## Directions
State, as a number alone, how many lines of the entries contain the word "title".

## Dataset rows for apps and sites

----

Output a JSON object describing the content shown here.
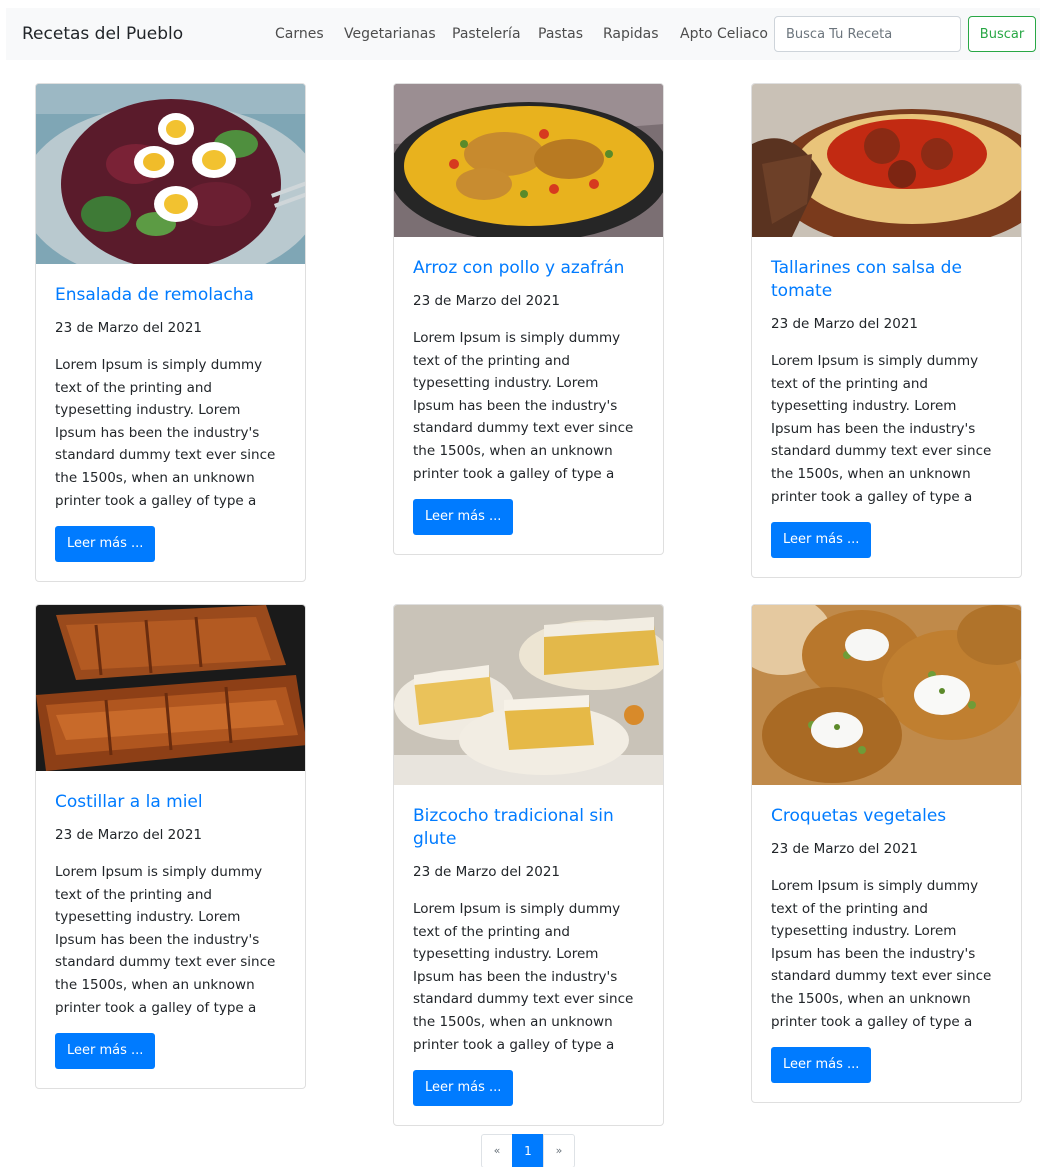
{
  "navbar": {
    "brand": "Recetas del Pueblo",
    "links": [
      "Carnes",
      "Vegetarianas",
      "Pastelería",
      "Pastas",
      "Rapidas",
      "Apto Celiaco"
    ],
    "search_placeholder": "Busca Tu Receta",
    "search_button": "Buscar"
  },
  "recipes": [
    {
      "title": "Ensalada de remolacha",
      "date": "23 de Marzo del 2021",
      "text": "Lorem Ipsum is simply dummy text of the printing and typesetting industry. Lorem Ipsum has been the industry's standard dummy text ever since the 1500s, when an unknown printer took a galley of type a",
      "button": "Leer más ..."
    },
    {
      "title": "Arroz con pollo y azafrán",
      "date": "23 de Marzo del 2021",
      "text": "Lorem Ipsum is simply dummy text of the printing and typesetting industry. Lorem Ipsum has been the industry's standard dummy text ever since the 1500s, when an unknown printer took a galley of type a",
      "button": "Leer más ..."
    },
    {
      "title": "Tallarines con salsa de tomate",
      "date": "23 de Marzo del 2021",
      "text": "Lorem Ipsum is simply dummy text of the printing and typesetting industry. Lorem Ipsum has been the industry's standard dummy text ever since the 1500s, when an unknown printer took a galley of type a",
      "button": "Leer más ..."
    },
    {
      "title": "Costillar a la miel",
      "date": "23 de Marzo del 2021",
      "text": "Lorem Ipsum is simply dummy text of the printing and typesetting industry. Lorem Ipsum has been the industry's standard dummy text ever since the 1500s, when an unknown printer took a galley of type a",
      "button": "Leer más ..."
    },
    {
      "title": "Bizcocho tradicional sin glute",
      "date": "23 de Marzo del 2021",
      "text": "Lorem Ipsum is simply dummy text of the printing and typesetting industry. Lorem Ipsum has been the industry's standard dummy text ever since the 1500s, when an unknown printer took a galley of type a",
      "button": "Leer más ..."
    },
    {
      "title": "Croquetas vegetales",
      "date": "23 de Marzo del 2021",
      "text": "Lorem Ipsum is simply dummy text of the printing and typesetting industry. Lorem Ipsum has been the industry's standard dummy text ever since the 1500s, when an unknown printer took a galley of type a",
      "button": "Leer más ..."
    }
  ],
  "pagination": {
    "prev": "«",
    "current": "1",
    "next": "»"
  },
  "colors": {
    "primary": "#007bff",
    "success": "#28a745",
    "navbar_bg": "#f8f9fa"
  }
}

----

## Written solution
6